Dataset extract -
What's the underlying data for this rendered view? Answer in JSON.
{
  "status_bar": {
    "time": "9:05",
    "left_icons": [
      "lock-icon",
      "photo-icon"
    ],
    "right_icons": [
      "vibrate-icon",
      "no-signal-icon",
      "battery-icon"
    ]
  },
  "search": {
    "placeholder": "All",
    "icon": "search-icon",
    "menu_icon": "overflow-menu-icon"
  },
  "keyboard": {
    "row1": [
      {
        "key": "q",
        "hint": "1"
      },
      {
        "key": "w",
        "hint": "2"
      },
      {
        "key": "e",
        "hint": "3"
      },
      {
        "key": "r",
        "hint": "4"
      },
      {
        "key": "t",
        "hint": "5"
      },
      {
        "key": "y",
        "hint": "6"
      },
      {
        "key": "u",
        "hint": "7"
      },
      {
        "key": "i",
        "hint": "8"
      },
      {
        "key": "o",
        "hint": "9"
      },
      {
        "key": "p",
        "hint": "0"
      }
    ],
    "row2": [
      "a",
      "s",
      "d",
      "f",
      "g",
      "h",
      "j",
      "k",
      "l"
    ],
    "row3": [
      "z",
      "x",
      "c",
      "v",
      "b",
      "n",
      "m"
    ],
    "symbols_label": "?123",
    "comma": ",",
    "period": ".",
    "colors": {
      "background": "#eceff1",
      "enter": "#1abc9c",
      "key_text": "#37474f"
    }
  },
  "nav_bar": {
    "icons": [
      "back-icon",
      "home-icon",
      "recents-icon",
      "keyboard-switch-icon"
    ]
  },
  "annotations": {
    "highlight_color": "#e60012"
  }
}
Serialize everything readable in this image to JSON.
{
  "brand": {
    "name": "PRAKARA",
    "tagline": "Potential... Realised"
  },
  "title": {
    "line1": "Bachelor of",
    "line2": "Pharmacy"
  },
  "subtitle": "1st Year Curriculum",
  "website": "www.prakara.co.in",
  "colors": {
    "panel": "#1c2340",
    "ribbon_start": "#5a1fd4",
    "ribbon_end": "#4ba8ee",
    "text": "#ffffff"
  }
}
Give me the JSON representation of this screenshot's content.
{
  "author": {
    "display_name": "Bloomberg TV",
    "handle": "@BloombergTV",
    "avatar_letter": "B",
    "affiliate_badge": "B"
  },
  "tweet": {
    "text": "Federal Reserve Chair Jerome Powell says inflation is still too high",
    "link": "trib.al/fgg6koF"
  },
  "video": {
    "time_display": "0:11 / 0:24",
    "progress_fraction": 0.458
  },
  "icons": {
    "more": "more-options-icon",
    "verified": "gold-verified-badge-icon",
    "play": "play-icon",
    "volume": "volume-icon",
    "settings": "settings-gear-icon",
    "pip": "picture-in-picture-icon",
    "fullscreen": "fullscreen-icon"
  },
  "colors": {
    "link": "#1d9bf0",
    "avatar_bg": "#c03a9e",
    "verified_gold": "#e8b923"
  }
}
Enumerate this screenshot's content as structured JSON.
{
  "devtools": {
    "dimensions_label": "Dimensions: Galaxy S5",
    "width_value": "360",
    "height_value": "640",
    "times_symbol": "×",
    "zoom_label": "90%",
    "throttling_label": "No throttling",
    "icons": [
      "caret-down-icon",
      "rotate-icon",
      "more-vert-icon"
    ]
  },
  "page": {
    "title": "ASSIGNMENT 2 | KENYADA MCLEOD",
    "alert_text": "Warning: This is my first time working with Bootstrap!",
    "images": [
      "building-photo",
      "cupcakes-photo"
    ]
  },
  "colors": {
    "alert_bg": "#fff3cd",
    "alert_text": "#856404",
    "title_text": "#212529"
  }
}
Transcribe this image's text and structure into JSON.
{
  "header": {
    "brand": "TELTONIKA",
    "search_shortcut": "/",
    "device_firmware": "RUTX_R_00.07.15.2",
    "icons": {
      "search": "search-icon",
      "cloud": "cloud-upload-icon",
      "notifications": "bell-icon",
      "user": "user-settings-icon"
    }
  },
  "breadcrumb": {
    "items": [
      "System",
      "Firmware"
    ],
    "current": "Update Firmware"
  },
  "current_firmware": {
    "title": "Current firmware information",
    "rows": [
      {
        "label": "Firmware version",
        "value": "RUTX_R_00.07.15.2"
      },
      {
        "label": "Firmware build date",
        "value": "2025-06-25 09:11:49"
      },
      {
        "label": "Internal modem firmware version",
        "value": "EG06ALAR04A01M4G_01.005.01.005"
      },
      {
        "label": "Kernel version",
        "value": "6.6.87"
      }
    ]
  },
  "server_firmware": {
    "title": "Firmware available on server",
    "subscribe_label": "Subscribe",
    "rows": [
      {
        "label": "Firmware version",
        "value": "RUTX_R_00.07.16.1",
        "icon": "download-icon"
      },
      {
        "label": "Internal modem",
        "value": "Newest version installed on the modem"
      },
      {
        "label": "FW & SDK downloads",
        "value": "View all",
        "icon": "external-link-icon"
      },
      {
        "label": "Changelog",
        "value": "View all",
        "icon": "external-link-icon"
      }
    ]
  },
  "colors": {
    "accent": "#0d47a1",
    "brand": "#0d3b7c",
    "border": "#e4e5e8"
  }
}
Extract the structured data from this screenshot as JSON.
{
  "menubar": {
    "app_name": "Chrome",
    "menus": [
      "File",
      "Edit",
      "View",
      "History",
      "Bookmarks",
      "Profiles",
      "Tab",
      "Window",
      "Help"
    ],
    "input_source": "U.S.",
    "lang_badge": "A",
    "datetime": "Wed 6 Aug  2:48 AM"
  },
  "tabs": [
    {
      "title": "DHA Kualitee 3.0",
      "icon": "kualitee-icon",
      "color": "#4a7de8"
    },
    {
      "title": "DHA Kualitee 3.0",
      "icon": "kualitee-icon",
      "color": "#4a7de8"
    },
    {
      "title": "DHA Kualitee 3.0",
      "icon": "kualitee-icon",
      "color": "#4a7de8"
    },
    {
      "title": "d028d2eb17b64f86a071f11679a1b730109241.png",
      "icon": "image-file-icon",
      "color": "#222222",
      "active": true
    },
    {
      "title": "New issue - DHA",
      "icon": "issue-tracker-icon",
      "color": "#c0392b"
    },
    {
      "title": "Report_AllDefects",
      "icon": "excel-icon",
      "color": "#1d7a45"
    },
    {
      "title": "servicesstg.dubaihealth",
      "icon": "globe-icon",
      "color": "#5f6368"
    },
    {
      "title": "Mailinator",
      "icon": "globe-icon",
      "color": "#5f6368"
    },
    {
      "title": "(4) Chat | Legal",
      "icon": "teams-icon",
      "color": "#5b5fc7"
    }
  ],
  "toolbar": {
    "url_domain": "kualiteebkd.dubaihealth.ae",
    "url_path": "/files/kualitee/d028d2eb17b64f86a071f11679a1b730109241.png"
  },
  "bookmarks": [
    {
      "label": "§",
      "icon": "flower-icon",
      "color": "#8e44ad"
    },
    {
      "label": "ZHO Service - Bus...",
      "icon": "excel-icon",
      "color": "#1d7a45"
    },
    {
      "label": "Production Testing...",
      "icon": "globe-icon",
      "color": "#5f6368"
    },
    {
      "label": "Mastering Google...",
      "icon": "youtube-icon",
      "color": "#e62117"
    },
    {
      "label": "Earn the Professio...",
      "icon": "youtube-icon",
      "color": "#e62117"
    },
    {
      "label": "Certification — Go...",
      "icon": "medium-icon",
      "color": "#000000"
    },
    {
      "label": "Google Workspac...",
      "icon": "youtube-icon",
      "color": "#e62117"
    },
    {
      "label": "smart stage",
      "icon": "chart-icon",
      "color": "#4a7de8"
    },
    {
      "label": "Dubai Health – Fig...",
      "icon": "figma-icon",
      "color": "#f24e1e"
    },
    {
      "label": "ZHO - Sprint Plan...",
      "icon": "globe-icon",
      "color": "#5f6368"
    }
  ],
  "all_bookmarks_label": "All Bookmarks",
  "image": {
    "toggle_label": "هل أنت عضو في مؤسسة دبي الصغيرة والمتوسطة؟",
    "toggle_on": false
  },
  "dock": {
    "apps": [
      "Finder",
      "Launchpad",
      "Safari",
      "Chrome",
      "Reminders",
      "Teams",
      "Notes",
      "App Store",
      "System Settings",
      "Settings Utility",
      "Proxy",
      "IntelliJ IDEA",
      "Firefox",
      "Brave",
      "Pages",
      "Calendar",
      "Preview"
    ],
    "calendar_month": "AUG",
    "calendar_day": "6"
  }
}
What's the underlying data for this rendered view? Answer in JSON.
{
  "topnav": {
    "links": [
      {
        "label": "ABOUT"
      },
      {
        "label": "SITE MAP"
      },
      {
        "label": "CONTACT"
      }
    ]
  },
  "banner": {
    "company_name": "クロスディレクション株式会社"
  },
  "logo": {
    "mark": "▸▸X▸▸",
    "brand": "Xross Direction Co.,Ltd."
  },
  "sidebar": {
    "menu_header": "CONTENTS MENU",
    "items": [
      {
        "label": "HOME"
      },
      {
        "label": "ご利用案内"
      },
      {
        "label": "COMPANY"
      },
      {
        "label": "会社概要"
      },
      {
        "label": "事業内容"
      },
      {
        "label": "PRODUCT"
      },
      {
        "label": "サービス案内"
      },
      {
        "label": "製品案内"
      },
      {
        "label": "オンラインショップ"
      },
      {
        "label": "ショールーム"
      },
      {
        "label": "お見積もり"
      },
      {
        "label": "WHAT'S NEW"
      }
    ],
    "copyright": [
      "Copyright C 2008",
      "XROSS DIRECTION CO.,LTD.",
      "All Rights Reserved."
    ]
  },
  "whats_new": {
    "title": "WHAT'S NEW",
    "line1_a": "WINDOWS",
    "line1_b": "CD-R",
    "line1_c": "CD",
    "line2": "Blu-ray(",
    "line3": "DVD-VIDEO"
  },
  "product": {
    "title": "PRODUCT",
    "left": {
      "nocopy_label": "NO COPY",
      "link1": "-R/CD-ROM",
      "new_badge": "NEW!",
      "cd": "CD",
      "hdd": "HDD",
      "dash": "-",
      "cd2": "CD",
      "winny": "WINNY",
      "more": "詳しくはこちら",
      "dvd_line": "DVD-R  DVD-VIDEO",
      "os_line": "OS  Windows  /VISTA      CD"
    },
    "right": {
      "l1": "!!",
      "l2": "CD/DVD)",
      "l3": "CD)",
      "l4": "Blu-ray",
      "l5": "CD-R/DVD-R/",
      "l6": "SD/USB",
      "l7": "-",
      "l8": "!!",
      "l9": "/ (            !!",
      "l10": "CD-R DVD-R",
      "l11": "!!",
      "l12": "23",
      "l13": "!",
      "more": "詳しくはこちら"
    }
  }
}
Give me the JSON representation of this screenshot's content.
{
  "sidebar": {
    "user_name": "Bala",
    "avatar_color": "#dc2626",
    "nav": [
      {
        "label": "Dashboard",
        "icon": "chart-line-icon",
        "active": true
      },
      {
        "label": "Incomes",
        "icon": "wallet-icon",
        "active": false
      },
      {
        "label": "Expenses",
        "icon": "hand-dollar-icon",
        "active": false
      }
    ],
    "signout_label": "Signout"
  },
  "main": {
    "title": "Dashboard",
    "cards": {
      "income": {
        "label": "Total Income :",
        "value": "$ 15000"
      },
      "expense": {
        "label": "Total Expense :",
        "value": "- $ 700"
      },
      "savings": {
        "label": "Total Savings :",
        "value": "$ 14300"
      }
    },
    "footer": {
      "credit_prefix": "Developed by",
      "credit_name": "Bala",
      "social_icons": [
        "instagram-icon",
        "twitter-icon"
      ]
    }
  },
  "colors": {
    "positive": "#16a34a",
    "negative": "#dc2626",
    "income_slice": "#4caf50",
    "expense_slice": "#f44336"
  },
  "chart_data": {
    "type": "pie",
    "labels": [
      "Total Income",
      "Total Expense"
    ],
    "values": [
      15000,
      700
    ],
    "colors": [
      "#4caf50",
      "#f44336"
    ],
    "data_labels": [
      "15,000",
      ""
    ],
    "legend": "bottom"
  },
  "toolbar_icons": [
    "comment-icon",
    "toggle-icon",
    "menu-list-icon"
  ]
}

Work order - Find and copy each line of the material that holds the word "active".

Task answer -
      "active": true
        "active": true
        "active": false
        "active": false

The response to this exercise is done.